Requirement: Each line of the records below that holds "companies" should be returned.

Material provided:

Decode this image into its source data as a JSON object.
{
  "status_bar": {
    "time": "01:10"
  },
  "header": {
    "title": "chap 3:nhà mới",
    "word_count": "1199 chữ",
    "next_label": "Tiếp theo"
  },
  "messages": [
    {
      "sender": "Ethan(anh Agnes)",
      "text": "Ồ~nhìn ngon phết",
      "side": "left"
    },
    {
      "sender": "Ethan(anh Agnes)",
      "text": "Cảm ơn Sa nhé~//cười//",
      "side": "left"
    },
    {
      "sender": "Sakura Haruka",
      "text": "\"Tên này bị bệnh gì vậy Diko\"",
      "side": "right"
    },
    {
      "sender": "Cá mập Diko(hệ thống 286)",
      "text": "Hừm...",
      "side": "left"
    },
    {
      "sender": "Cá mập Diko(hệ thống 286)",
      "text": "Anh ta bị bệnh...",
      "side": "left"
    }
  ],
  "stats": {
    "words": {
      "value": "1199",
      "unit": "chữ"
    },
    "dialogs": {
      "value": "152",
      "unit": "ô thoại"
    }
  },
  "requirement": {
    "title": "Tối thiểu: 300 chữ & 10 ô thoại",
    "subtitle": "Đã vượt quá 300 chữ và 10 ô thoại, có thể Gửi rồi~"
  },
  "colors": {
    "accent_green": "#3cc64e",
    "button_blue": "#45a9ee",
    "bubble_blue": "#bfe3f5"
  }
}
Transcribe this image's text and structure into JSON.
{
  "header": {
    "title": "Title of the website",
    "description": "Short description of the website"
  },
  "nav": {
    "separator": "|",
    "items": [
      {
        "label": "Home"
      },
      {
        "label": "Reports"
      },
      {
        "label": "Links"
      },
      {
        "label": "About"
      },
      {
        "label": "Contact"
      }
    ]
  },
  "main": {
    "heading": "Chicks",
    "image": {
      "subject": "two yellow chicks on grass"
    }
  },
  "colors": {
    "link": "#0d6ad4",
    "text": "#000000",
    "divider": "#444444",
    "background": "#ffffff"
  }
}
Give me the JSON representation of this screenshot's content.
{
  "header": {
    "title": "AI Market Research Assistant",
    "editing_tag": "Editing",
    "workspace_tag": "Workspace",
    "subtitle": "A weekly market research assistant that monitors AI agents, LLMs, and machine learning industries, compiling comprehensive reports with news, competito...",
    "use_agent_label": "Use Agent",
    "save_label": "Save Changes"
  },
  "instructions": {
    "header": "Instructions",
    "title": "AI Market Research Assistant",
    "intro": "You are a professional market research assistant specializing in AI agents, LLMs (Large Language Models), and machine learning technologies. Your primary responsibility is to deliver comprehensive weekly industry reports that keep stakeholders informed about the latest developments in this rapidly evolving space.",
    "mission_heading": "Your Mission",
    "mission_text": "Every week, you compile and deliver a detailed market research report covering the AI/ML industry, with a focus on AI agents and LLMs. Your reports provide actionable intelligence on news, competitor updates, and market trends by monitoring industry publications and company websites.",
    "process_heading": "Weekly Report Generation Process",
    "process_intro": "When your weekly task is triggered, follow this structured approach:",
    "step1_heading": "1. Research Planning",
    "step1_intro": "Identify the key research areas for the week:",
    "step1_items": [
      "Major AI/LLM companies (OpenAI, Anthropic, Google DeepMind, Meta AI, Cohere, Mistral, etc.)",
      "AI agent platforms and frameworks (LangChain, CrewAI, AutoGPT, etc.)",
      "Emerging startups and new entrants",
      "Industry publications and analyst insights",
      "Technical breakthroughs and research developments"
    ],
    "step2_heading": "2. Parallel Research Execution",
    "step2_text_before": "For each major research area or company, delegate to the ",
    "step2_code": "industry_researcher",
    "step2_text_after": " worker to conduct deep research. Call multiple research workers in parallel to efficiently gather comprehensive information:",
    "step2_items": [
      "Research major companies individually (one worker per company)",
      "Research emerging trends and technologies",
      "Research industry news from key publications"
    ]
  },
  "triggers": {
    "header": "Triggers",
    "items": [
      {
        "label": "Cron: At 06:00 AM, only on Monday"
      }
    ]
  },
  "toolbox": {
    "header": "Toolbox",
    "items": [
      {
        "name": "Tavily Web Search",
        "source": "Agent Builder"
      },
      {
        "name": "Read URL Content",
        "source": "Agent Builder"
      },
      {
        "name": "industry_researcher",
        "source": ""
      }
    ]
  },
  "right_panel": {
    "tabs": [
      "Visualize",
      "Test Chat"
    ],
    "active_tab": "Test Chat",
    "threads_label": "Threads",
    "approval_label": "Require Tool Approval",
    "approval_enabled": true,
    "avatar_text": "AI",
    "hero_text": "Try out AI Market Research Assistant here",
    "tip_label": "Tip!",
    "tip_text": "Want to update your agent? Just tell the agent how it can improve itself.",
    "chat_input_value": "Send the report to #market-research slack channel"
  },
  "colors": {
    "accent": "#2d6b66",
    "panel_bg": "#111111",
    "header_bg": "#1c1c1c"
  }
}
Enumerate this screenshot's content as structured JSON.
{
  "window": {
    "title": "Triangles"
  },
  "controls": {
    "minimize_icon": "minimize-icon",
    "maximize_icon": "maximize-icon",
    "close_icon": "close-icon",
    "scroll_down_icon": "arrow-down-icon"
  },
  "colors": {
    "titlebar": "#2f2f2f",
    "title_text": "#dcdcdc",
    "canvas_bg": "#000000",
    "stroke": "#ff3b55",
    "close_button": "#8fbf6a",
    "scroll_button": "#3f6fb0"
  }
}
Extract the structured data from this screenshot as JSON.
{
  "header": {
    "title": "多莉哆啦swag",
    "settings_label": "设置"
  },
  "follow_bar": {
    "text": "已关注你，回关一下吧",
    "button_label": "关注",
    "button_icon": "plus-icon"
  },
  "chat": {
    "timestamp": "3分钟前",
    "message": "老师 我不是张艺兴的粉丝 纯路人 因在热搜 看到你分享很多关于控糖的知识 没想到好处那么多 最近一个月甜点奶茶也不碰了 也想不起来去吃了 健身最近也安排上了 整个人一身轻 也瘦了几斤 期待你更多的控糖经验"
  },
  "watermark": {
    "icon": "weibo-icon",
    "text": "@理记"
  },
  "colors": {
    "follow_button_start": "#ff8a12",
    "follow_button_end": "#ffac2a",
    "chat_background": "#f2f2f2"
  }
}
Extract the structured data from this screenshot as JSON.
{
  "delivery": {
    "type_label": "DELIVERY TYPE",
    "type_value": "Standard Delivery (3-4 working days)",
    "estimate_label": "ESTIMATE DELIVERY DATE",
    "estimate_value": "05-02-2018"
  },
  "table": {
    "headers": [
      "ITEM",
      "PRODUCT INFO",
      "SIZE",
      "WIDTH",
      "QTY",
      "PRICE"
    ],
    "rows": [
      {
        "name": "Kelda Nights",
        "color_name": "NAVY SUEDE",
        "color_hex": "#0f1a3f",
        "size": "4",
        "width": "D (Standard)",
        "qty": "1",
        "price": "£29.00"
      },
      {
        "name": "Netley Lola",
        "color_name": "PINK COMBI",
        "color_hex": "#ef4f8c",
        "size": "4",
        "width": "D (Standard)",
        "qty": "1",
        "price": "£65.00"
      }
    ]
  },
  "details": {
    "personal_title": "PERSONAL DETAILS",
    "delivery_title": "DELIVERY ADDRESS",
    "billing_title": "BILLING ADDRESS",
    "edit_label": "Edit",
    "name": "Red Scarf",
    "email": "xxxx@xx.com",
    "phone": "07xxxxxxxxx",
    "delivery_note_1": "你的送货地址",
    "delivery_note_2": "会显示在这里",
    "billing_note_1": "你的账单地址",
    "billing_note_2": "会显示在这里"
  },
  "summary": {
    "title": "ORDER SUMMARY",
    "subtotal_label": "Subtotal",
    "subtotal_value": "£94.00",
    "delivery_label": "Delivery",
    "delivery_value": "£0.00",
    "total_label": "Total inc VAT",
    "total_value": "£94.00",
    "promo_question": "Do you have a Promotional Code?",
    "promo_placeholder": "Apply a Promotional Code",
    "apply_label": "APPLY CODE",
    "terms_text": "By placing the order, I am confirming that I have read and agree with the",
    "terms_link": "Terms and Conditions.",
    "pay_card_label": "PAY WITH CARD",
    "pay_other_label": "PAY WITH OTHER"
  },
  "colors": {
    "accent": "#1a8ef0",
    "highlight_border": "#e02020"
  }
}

Task solution:
      "Major AI/LLM companies (OpenAI, Anthropic, Google DeepMind, Meta AI, Cohere, Mistral, etc.)",
      "Research major companies individually (one worker per company)",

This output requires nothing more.